In his announcement of mid-year tuition increases, William and Mary President Taylor Reveley said, “The financial outlook for 2010/11 looks even less promising than the situation this year.” While already producing grumbling about stress on academic programs and college facilities, the additional 50 freshmen would only make up for about $500,000 of a potential $6.7 million shortfall in William and Mary’s base budget.
Individual universities are waiting for the Virginia General Assembly to act on budget recommendations before setting tuition rates for next year. CNU has already warned students that a tuition increase is on the horizon. Given the state of the Commonwealth, it’s likely the rest will follow with a series of revenue-enhancing measures including tuition and class size increases as well as enrollment of additional out-of-state students who pay considerably more than their in-state classmates.
Mar 10, 2010
According to the US Department of Education, fewer than 60 percent of students who begin higher education at four-year institutions receive a degree within six years. And these statistics reflect an average—at some institutions, the numbers are truly disturbing.
Traditional explanations for the failure of so many students to complete degrees focus on rising tuition costs, poor academic preparation and study skills, insufficient student support and advisory services at postsecondary institutions, and the pressure to go on to college even when interest isn’t there.
Probing these theories, the Gates study surveyed 600 young adults, aged 22 to 30. Answers were compared between those who started college but did not complete and those who had successfully completed two- or four-year college programs. The findings might surprise you:
1. Most students leave college because they are working to support themselves and going to school at the same time--the stress of work and study simply becomes too much. The US Department of Education reports that among students in four-year colleges, about 6 in 10 work more than 20 hours per week and more than a quarter work in excess of 35 hours each week. At some point—usually in the first year—it all gets too difficult according to survey respondents.
2. Students who fail to finish college are often on their own financially—they’re essentially putting themselves through school. Studies, including this one, show that young people who leave college without a degree are more likely to come from less privileged backgrounds and are substantially less likely to have received scholarships, financial aid, or loans.

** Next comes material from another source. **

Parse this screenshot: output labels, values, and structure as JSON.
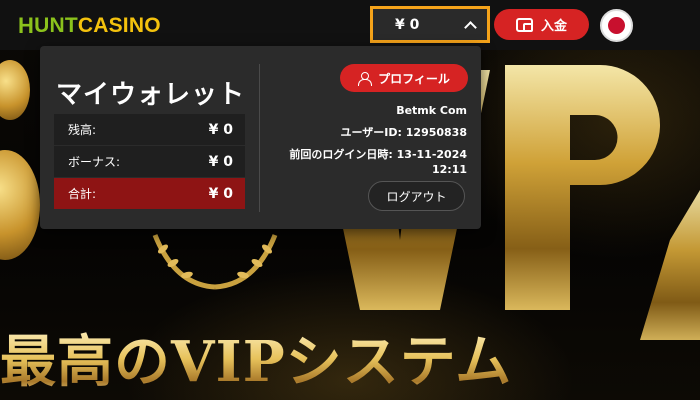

3. Among students who don’t graduate, the college selection process is far more limited and often seems “happenstance and uninformed.” According to this survey, many students, especially those who fail to get their diploma, barely go through any college selection process at all. For those who dropped out, the process seemed more matter of “chance or location, not the pursuit of a specific goal or future career.”
4. Students who leave college are aware that a diploma is an asset, but they may not fully recognize the impact of dropping out on their future. Most young people acknowledge that having a college degree pays off. Those who did not complete degrees, however, are less likely to feel “passionately” about the value of college and are less likely to have had strong parental or counselor support relative to their college prospects.
To learn more about the Gates study or read the entire report, go to the Public Agenda website.